(By Tom Hamburger and Matea Gold, Tribune Washington Bureau – Los Angeles Times) Frustrated by what they see as President Obama’s weakness in battling Republicans, leading Democratic donors and tacticians have begun independently plotting their political recovery — including building a network of outside fundraising and campaign organizations to compete with those formed this year by Republicans.
This week, more than 100 wealthy Democrats gathered in a posh Washington hotel for a closed meeting in which participants repeatedly called for Obama be more aggressive in his agenda and tactical combat with the Republican right.
“I am used to fighting losing battles, but I don’t like losing without a fight,” said financier George Soros, a longtime donor to causes on the left, in a comment confirmed by his staff as part of a call to arms in private conversations at the postelection meeting of the Democracy Alliance, an organization of wealthy Democrats that provides funding to liberal groups.
In another sign of Democratic unrest, a dozen prominent Democrats — including longtime Bill Clinton advisor Harold Ickes, labor leader Andy Stern and representatives of influential interest groups — will meet Monday to discuss whether to form a new operation to combat the array of outside groups launched this year by Karl Rove and other Republican strategists, according to multiple participants.
Such a move by Democrats comes despite Obama’s longstanding opposition to political spending by outside groups — particularly those that refuse to disclose their donors — and underscores the deep dissatisfaction with the White House’s strategy on several fronts.
The White House declined to comment.
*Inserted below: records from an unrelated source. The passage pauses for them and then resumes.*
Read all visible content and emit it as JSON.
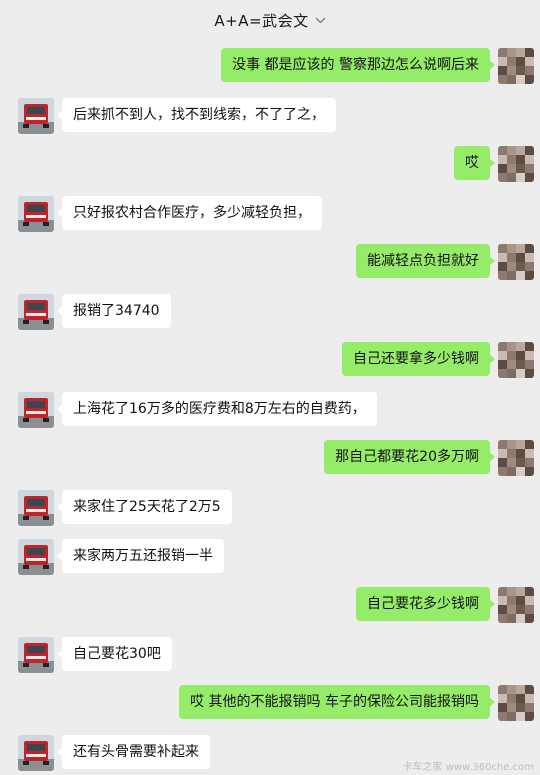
{
  "header": {
    "title": "A+A=武会文",
    "chevron_icon": "chevron-down-icon"
  },
  "colors": {
    "background": "#ededed",
    "self_bubble": "#95ec69",
    "other_bubble": "#ffffff"
  },
  "messages": [
    {
      "side": "right",
      "text": "没事  都是应该的  警察那边怎么说啊后来"
    },
    {
      "side": "left",
      "text": "后来抓不到人，找不到线索，不了了之，"
    },
    {
      "side": "right",
      "text": "哎"
    },
    {
      "side": "left",
      "text": "只好报农村合作医疗，多少减轻负担，"
    },
    {
      "side": "right",
      "text": "能减轻点负担就好"
    },
    {
      "side": "left",
      "text": "报销了34740"
    },
    {
      "side": "right",
      "text": "自己还要拿多少钱啊"
    },
    {
      "side": "left",
      "text": "上海花了16万多的医疗费和8万左右的自费药，"
    },
    {
      "side": "right",
      "text": "那自己都要花20多万啊"
    },
    {
      "side": "left",
      "text": "来家住了25天花了2万5"
    },
    {
      "side": "left",
      "text": "来家两万五还报销一半"
    },
    {
      "side": "right",
      "text": "自己要花多少钱啊"
    },
    {
      "side": "left",
      "text": "自己要花30吧"
    },
    {
      "side": "right",
      "text": "哎  其他的不能报销吗  车子的保险公司能报销吗"
    },
    {
      "side": "left",
      "text": "还有头骨需要补起来"
    }
  ],
  "watermark": "卡车之家 www.360che.com"
}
Many disaffected Democrats complain that the Obama administration needs to be more aggressive in advocating positions to rally the party’s base and differentiate it from the Republicans. White House officials who attended the Democracy Alliance meeting, including Austan Goolsbee, chair of the Council of Economic Advisors, and Deputy Chief of Staff Jim Messina, were pressed about the administration’s stances on taxes, job creation and the environment.
Some Obama supporters reject the view that the administration has been tepid.